== Assignment ==
Output only the entries, exactly as given, without the pictures.

══ Information given

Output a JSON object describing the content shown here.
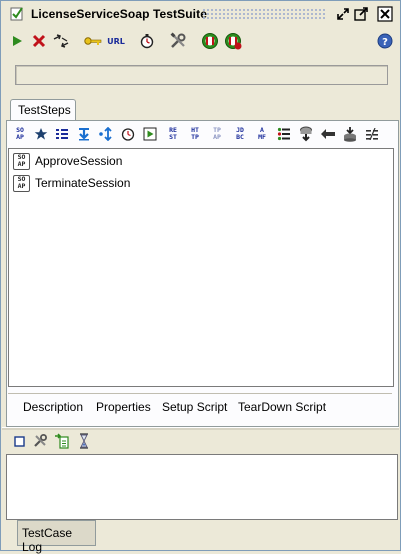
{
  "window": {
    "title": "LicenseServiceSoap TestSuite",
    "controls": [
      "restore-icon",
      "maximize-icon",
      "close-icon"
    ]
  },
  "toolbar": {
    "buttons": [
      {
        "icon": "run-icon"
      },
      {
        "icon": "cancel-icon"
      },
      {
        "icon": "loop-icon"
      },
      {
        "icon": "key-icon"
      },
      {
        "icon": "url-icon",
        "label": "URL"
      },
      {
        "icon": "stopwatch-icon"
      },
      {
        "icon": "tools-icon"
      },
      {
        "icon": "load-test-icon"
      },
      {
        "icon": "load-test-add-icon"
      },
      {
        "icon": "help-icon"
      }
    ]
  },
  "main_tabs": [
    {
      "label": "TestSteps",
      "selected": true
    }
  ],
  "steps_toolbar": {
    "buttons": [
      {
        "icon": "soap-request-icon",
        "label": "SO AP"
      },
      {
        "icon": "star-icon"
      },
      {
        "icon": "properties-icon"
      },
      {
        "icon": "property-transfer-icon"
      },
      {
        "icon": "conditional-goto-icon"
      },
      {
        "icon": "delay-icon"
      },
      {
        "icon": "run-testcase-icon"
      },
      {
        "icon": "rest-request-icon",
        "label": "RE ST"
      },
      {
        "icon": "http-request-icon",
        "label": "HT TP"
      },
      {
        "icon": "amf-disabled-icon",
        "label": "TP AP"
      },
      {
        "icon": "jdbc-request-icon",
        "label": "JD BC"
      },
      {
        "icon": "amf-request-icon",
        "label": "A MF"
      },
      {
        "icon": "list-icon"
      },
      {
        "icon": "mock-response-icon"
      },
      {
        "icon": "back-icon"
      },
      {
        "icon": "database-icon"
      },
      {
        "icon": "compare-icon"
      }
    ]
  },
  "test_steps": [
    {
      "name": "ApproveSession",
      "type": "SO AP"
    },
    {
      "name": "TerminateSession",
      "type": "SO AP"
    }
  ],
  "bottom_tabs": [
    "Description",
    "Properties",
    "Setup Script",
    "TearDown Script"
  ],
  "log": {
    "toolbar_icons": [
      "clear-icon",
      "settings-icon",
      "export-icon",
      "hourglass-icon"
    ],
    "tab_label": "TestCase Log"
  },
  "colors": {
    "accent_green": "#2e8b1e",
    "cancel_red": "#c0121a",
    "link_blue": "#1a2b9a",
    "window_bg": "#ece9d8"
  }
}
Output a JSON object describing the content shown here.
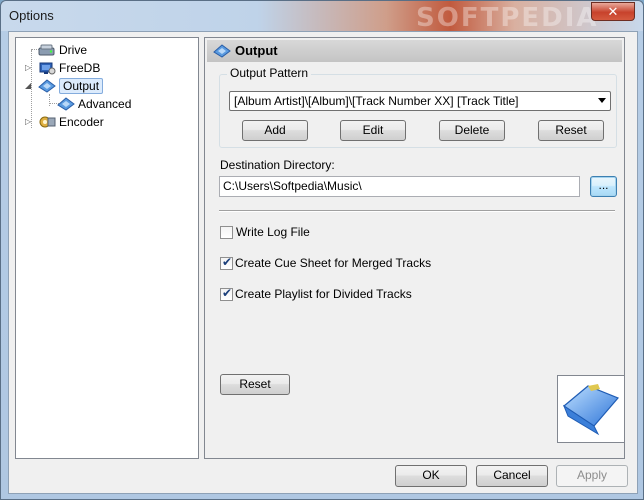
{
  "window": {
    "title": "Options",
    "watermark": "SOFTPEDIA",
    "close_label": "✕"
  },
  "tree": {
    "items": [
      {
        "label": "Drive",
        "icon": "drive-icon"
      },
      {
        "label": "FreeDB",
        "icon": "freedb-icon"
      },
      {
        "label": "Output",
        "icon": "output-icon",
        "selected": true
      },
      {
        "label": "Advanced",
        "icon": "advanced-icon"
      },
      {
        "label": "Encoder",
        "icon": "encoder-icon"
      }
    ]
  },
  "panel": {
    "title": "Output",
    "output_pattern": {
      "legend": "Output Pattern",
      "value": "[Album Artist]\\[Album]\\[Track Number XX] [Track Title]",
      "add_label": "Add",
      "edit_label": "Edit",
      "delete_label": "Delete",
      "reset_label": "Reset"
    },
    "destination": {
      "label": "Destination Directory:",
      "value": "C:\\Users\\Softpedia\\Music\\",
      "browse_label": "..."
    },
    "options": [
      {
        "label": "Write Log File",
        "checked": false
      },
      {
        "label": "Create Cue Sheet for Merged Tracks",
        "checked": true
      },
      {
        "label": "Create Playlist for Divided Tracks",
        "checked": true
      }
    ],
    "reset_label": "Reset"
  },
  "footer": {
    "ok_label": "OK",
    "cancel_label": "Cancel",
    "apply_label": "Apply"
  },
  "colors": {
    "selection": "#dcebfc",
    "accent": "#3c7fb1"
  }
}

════

== Response ==
Output a JSON object describing the content shown here.
{
  "window": {
    "title": "LicenseServiceSoap TestSuite",
    "controls": [
      "restore-icon",
      "maximize-icon",
      "close-icon"
    ]
  },
  "toolbar": {
    "buttons": [
      {
        "icon": "run-icon"
      },
      {
        "icon": "cancel-icon"
      },
      {
        "icon": "loop-icon"
      },
      {
        "icon": "key-icon"
      },
      {
        "icon": "url-icon",
        "label": "URL"
      },
      {
        "icon": "stopwatch-icon"
      },
      {
        "icon": "tools-icon"
      },
      {
        "icon": "load-test-icon"
      },
      {
        "icon": "load-test-add-icon"
      },
      {
        "icon": "help-icon"
      }
    ]
  },
  "main_tabs": [
    {
      "label": "TestSteps",
      "selected": true
    }
  ],
  "steps_toolbar": {
    "buttons": [
      {
        "icon": "soap-request-icon",
        "label": "SO AP"
      },
      {
        "icon": "star-icon"
      },
      {
        "icon": "properties-icon"
      },
      {
        "icon": "property-transfer-icon"
      },
      {
        "icon": "conditional-goto-icon"
      },
      {
        "icon": "delay-icon"
      },
      {
        "icon": "run-testcase-icon"
      },
      {
        "icon": "rest-request-icon",
        "label": "RE ST"
      },
      {
        "icon": "http-request-icon",
        "label": "HT TP"
      },
      {
        "icon": "amf-disabled-icon",
        "label": "TP AP"
      },
      {
        "icon": "jdbc-request-icon",
        "label": "JD BC"
      },
      {
        "icon": "amf-request-icon",
        "label": "A MF"
      },
      {
        "icon": "list-icon"
      },
      {
        "icon": "mock-response-icon"
      },
      {
        "icon": "back-icon"
      },
      {
        "icon": "database-icon"
      },
      {
        "icon": "compare-icon"
      }
    ]
  },
  "test_steps": [
    {
      "name": "ApproveSession",
      "type": "SO AP"
    },
    {
      "name": "TerminateSession",
      "type": "SO AP"
    }
  ],
  "bottom_tabs": [
    "Description",
    "Properties",
    "Setup Script",
    "TearDown Script"
  ],
  "log": {
    "toolbar_icons": [
      "clear-icon",
      "settings-icon",
      "export-icon",
      "hourglass-icon"
    ],
    "tab_label": "TestCase Log"
  },
  "colors": {
    "accent_green": "#2e8b1e",
    "cancel_red": "#c0121a",
    "link_blue": "#1a2b9a",
    "window_bg": "#ece9d8"
  }
}
Output a JSON object describing the content shown here.
{
  "window": {
    "title": "Options",
    "watermark": "SOFTPEDIA",
    "close_label": "✕"
  },
  "tree": {
    "items": [
      {
        "label": "Drive",
        "icon": "drive-icon"
      },
      {
        "label": "FreeDB",
        "icon": "freedb-icon"
      },
      {
        "label": "Output",
        "icon": "output-icon",
        "selected": true
      },
      {
        "label": "Advanced",
        "icon": "advanced-icon"
      },
      {
        "label": "Encoder",
        "icon": "encoder-icon"
      }
    ]
  },
  "panel": {
    "title": "Output",
    "output_pattern": {
      "legend": "Output Pattern",
      "value": "[Album Artist]\\[Album]\\[Track Number XX] [Track Title]",
      "add_label": "Add",
      "edit_label": "Edit",
      "delete_label": "Delete",
      "reset_label": "Reset"
    },
    "destination": {
      "label": "Destination Directory:",
      "value": "C:\\Users\\Softpedia\\Music\\",
      "browse_label": "..."
    },
    "options": [
      {
        "label": "Write Log File",
        "checked": false
      },
      {
        "label": "Create Cue Sheet for Merged Tracks",
        "checked": true
      },
      {
        "label": "Create Playlist for Divided Tracks",
        "checked": true
      }
    ],
    "reset_label": "Reset"
  },
  "footer": {
    "ok_label": "OK",
    "cancel_label": "Cancel",
    "apply_label": "Apply"
  },
  "colors": {
    "selection": "#dcebfc",
    "accent": "#3c7fb1"
  }
}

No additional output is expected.